There is certainly more than one explanation. I believe that one of the main reasons why individuals do not respond positively to requests for help is because of the desire for power and suffering from low self-esteem. When someone comes to ask for a contribution to a cause, the individual thinks, "He's not going to get what he wants out of me. Who does he think he is? Who does he think I am? I'm going to win this contest. No one is going to beat me."
It is not a question of whether he likes to spend or not: what he does not like is to give in.
This same "cheapskate" spends without a second thought when it is a matter of pleasure or status. He can lose a fortune at the casino without batting an eyelash, but when you ask him to donate for a noble cause, he will give you one of the 1001 excuses.
How do you explain this contradiction of attitudes in the same person? Perhaps it is because squandering fortunes in the casino is a way of expressing his power. He is so powerful that he can squander millions without batting an eyelash. But when someone comes to him requesting help for a community project or service, he expresses his power by saying: "No. This one won't get anything out of me. I am more powerful and shrewd than he is".
It is important to understand this dynamic in order to help not only the person who needs to receive the money, but also the person who needs to acquire the pleasure of giving it.
The one who says "no" is very often a weak person who needs to bully the one he perceives as weaker.
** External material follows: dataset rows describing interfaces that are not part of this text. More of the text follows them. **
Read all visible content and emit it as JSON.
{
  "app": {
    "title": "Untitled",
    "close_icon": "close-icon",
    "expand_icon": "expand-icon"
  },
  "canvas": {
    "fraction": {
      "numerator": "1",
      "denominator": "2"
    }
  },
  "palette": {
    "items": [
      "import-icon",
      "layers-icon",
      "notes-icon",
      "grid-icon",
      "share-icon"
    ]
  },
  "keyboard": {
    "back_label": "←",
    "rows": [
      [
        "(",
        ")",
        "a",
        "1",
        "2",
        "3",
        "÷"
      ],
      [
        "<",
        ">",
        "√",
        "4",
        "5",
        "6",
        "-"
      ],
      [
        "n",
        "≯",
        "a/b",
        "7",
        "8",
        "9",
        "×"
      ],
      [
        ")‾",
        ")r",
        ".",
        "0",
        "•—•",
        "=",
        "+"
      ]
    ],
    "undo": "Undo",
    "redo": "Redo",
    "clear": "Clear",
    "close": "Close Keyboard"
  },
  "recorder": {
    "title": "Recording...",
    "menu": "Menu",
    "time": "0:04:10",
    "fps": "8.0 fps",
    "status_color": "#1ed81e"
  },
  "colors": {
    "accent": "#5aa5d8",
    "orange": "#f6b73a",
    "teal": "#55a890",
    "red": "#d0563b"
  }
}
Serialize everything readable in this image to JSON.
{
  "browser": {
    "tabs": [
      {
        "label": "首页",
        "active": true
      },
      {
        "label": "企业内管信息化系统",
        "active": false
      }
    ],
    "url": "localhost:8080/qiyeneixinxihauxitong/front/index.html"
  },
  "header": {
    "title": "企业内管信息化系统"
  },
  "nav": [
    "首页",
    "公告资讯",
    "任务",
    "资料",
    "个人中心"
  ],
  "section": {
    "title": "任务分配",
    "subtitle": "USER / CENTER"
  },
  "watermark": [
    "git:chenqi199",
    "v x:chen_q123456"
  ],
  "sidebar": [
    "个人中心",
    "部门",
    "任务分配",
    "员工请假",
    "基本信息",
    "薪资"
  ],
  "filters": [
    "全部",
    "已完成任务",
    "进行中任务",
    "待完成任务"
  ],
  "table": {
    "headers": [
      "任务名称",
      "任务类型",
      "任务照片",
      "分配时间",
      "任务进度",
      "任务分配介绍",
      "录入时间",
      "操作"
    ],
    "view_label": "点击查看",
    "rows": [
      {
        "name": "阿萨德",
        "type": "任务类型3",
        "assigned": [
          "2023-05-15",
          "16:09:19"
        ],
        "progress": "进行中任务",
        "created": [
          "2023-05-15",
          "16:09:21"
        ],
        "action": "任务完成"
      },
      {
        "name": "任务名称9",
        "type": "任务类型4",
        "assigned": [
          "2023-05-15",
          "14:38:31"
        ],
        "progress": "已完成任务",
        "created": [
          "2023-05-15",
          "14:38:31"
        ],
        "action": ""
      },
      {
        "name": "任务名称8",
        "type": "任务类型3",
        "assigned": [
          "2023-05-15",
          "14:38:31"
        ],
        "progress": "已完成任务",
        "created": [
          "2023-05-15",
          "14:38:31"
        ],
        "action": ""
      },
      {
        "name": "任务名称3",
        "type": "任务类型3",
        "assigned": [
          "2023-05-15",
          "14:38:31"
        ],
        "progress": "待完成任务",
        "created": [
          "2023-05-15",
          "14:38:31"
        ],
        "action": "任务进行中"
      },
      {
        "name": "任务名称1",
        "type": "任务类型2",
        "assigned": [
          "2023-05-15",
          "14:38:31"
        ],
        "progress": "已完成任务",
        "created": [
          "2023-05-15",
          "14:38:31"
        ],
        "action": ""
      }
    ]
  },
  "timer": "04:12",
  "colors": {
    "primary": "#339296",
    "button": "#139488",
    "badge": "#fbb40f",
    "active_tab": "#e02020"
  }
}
Teaching him to say "yes" will make him truly strong by learning to say "no" to his own instinct to say "no".....
Our sages put it very succinctly: more than what the rich man does for the poor man is what the poor man does for the rich man. The rich give the poor nothing more than something material and limited, while the poor give the rich the opportunity to grow spiritually.
In 2003, the then General Director of the DGI, Cr. Eduardo Zaidensztat, promoted the initiative of "tax education" in schools. The idea consisted of the following: "Through entertaining activities and games, explain to children why it is important that their parents demand their receipts when paying for goods or services and what is done with their tax money," he explained.
"Ethical and moral values must be instilled in children, who are in fact the best disseminators, who can get the job done in the medium and long term. When we were children we did not know the word environment or ecosystem. After several years, our children now talk to us about the problems of the environment and the ecosystem". (Source: goo.gl/AjKArv)
The idea is as simple as it is brilliant:
People act based on what they feel. You can't feel what you don't understand, and you can't understand what you don't know. You have to start by informing people about the concepts they surely don't know or don't pay enough attention to.
And that change of attitude must begin at the school level.
The same applies to Tzedakah. The natural reaction when one is asked to contribute is: "Why should I give someone else the money I generated with blood, sweat and tears?
While one may try to convince him of the value and importance of solidarity and caring for others, he will find much less resistance and more acceptance if he manages to show him that it is —after everything is said and done— for his own benefit: the more he gives, the more he receives. It is not an expense, but an investment, with an infinite and eternal return!
What are the personal benefits that one perceives when giving Tzedakah?
There is more than one answer. It depends on who you are talking to. The point here is that when one is going to ask, one should think not only about how to get a donation to help a third party, but how to help the potential donor himself to have the pleasure of giving.
Excerpt from Editorial Kesher 68
KISLEV 5779 / SUMMER 2018-2019.